* Exercise prompt *
When a line of the material has the word "localhost" in it, copy that line.

* Given information *
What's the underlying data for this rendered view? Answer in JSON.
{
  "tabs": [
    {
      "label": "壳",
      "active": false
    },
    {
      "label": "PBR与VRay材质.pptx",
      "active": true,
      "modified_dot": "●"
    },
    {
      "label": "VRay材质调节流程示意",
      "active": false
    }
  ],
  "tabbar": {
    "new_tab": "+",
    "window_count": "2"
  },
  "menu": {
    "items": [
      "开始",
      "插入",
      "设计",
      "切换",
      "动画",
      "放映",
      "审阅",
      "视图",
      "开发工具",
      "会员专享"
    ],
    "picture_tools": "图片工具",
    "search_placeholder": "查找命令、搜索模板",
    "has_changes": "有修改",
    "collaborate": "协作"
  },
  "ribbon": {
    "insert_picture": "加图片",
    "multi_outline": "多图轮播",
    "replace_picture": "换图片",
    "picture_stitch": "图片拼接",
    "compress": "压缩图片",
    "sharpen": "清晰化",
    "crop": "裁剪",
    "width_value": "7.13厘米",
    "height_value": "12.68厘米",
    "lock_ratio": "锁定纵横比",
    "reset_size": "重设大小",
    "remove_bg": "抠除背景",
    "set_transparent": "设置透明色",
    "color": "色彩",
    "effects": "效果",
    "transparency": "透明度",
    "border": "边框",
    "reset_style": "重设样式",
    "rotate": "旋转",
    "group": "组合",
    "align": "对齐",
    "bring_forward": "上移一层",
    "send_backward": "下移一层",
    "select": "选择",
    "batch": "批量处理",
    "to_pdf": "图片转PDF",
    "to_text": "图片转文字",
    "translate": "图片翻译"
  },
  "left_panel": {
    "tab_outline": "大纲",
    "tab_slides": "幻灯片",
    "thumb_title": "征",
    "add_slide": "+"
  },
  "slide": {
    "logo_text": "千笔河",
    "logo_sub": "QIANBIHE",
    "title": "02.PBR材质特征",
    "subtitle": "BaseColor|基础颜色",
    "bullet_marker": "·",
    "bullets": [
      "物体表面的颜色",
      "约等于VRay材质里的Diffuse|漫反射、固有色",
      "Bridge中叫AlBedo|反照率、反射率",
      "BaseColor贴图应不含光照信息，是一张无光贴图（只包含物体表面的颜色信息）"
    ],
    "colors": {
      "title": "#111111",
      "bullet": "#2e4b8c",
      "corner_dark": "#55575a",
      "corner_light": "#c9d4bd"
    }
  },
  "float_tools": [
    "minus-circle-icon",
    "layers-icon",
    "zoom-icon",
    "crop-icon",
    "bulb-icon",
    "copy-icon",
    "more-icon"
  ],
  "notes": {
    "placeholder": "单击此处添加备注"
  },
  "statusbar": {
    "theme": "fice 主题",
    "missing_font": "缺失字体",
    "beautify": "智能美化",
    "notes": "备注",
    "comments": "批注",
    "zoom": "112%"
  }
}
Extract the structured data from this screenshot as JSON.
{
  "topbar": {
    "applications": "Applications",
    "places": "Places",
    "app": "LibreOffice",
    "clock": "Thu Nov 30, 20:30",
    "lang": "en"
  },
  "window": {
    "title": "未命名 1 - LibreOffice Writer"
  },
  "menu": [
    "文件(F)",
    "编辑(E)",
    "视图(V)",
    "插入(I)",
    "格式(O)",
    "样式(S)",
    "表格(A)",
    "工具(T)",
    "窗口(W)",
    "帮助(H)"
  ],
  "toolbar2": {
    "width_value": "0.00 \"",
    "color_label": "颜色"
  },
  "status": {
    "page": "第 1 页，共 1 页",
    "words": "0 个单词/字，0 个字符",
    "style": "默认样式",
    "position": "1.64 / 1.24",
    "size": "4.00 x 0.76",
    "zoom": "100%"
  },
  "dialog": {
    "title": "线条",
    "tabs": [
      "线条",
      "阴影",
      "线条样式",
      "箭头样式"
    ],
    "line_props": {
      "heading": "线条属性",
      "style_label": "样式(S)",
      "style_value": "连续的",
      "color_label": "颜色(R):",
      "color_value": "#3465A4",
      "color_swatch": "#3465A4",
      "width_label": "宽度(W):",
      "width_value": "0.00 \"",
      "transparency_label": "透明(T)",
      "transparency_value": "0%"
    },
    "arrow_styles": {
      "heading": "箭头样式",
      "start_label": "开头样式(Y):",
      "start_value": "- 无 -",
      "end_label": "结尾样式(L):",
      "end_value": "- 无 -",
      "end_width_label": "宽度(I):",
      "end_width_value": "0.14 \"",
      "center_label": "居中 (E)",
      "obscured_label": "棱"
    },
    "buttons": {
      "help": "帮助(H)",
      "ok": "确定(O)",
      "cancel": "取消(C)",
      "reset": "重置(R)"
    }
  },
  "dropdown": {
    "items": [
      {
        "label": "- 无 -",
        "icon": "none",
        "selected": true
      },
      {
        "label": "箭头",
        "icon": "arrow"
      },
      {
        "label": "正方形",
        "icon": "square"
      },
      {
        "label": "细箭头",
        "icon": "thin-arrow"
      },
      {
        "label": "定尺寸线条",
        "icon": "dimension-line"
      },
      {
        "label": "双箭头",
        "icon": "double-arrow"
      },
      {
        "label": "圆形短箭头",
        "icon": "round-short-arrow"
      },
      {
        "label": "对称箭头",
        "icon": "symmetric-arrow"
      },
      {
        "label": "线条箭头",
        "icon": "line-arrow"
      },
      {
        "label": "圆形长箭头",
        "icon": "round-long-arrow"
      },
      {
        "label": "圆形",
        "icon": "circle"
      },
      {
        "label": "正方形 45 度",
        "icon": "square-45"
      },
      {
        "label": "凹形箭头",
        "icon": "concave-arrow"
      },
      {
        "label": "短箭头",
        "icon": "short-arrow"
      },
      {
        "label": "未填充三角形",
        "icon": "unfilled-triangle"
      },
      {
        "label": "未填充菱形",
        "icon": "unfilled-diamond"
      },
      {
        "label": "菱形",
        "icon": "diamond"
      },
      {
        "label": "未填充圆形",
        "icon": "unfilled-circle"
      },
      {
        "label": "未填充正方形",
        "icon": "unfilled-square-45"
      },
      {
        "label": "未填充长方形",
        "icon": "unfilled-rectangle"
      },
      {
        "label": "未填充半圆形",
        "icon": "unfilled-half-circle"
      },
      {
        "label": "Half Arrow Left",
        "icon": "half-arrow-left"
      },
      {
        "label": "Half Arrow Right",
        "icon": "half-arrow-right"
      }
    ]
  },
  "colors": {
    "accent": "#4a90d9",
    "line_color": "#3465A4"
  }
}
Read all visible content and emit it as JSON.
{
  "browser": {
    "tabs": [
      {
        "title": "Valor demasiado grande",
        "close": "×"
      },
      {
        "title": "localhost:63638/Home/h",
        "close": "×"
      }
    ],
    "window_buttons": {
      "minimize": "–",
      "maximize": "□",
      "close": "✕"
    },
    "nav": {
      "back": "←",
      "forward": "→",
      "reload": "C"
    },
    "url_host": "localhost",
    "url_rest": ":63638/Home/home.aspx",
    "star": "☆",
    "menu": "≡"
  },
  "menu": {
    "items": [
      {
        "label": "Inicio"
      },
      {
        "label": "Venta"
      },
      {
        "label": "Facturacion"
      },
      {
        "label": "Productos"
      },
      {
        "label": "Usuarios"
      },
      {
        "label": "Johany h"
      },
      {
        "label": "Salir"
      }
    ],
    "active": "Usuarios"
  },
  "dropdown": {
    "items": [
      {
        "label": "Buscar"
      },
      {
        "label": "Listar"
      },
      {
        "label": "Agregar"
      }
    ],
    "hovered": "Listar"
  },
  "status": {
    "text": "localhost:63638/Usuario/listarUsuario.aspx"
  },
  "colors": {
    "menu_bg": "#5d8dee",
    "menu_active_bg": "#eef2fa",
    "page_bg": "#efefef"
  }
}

* Answer box *
        "title": "localhost:63638/Home/h",
    "url_host": "localhost",
    "text": "localhost:63638/Usuario/listarUsuario.aspx"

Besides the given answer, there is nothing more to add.